Israel suspended aerial attacks on southern Lebanon for 48 hours last night to allow civilians to leave the area and humanitarian supplies to move in. But Asaf Shariv, a spokesman for the Israeli Prime Minister, stressed that it was not a ceasefire.
"If we see a missile, we will shoot it," he said. "If we see a launcher, we will shoot it. If we see the Hizbollah leader, Hassan Nasrallah, for sure we will shoot him. Ground operations are continuing." The agreement was announced in Jerusalem yesterday by Adam Ereli, an American State Department spokesman, following emergency talks between Condoleezza Rice, the Secretary of State, and Ehud Olmert, the Israeli Prime Minister.
It came after an air strike that killed more than 50 Lebanese civilians in the South Lebanese village of Qana provoked international outrage and widespread demands for an immediate ceasefire. Israeli television showed aerial photographs which the army said confirmed that Hizbollah had fired Katyusha rockets from the vicinity of the targeted building. Both Ms Rice and President George Bush urged Israel to avoid civilian casualties, but stopped short of calling for an unconditional truce, which Israel rejects as a victory for Hizbollah.
Mr Bush said at the start of a children's baseball game at the White House: "Today's actions remind us that friends and allies must work together for a sustainable peace, particularly for the sake of children."
Kofi Annan, the UN secretary general, demanded immediate action "before many more children, women and men become casualties of a conflict over which they have no control". He told the Security Council it meet his minimal security requirements.
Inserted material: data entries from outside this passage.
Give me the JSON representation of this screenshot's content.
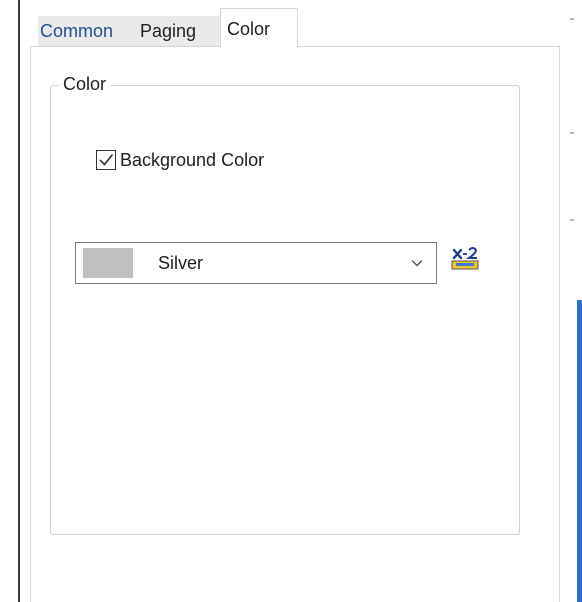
{
  "tabs": [
    {
      "label": "Common",
      "selected": false
    },
    {
      "label": "Paging",
      "selected": false
    },
    {
      "label": "Color",
      "selected": true
    }
  ],
  "color_group": {
    "title": "Color",
    "background_checkbox": {
      "label": "Background Color",
      "checked": true
    },
    "color_select": {
      "value": "Silver",
      "swatch_color": "#c0c0c0"
    },
    "expression_button": {
      "icon": "x2-expression-icon"
    }
  }
}
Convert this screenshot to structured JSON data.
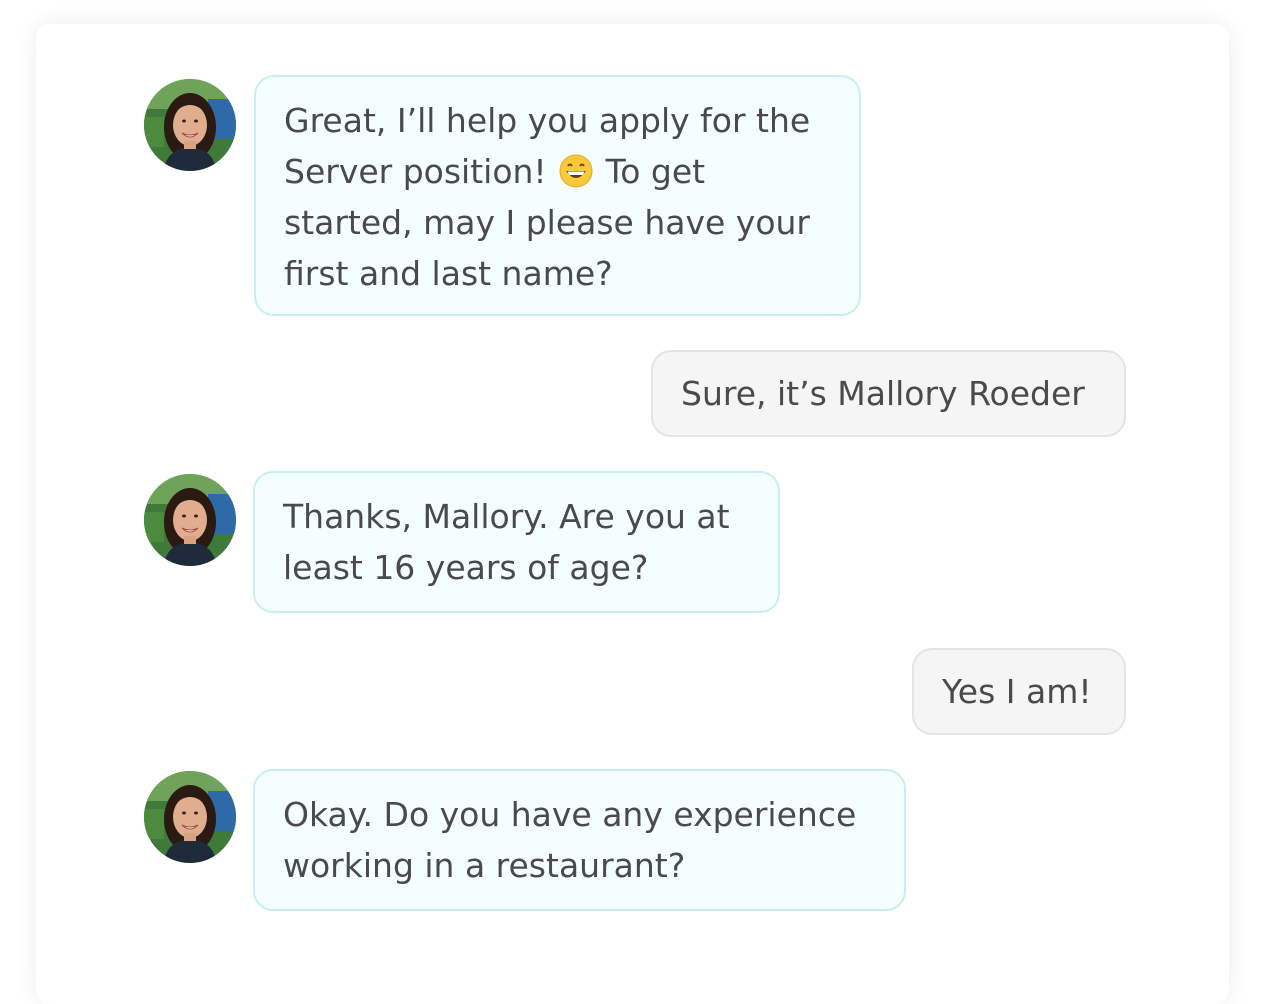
{
  "chat": {
    "messages": [
      {
        "sender": "bot",
        "lines": [
          "Great, I’ll help you apply for the",
          "Server position!",
          "To get",
          "started, may I please have your",
          "first and last name?"
        ],
        "emoji": "grinning-face-icon"
      },
      {
        "sender": "user",
        "text": "Sure, it’s Mallory Roeder"
      },
      {
        "sender": "bot",
        "lines": [
          "Thanks, Mallory. Are you at",
          "least 16 years of age?"
        ]
      },
      {
        "sender": "user",
        "text": "Yes I am!"
      },
      {
        "sender": "bot",
        "lines": [
          "Okay. Do you have any experience",
          "working in a restaurant?"
        ]
      }
    ]
  },
  "colors": {
    "bot_bubble_bg": "#f4fefe",
    "bot_bubble_border": "#c7eef0",
    "user_bubble_bg": "#f5f5f5",
    "user_bubble_border": "#e4e4e4",
    "text": "#4a4a4a"
  }
}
Hizbollah fired more than 140 Katyusha rockets at towns and villages in Northern Israel yesterday, the highest daily tally since the start of hostilities on 12. Amir Peretz, the defence minister, said yesterday that the military would continue hitting Hizbollah for two more weeks.
Ms Rice, who had completed scheduled talks with senior Israeli ministers before news broke of the Qana bombing, told reporters she was staying in Jerusalem because, "I have work to do here, on the political arrangements, and on how we get a security environment in Southern Lebanon that will permit a sustainable ceasefire." She insisted that Israel and Lebanon had to agree to a ceasefire and that there had to be "certain conditions" in place that would be acceptable to both. "We cannot have a circumstance in which there is a return to the status quo ante," she argued, "in which there is a zone in Southern Lebanon in which a terrorist can violate the Blue Line [the international border as delineated by the United Nations], and create the kind of devastating circumstances that we see today." Mr Olmert maintained that Israel had "no policy of killing innocent civilians," but he stopped short of an apology. The Prime Minister told his regular Sunday cabinet meeting: " All residents were ... called to leave. There are hiding places for rockets inside the village, which constitute shelter for launchers. Hundreds of rockets have been fired from the village's surroundings and dozens have been fired from inside the village. For 18 days hundreds and thousands of missiles have been fired, aimed at murdering innocent civilians in Northern Israel."
Israel is continuing to resist a ceasefire that would leave Hizbollah free to go on firing rockets, harassing Israeli border patrols and receiving more weapons from Iran and Syria. Ephraim Sneh, a Labour MP who was deputy defence minister when Israel evacuated Southern Lebanon in 2000, said: " A premature ceasefire would be a victory for Hizbollah. If they can still launch rockets on Haifa, it means that the threat has not been removed. In that case, what have we been fighting for?" The rest of the world had less patience.
Nouhad Mahoud, the Lebanese ambassador, accused Israel of "committing atrocities against humanity." Dan Gillerman, his Israeli opposite number, apologised for the air strike, but blamed the tragedy on Hizbollah. "These people," he said, "may have been killed by Israeli fire, but they are the victims of Hizbollah. They are the victims of terror. If there were no Hizbollah, this would never have happened."
In Rome, Pope Benedict called, in the name of God, for "those responsible for this spiral of violence" immediately to lay down their weapons. Margaret Beckett reiterated Britain's call for Israel to act proportionately. "Undoubtedly," the Foreign Secretary said, " today's events will make things worse, at least in the short term."
* Dozens of people are reported to have been killed or injured in an Israeli air strike on a building sheltering civilians in Qana.
* In Beirut, hundreds of protesters stage a violent demonstration, attacking the UN building and chanting slogans against the US and in support of Hizbollah.
* Hizbollah guerrillas battle Israeli ground forces.
* Israeli naval vessels fire shells into the hills. Hizbollah's TV station says the group has fired more rockets into Israel.
* Israeli aircraft bomb the homes of two Palestinian militants in the Gaza Strip, wounding two people.Reuse content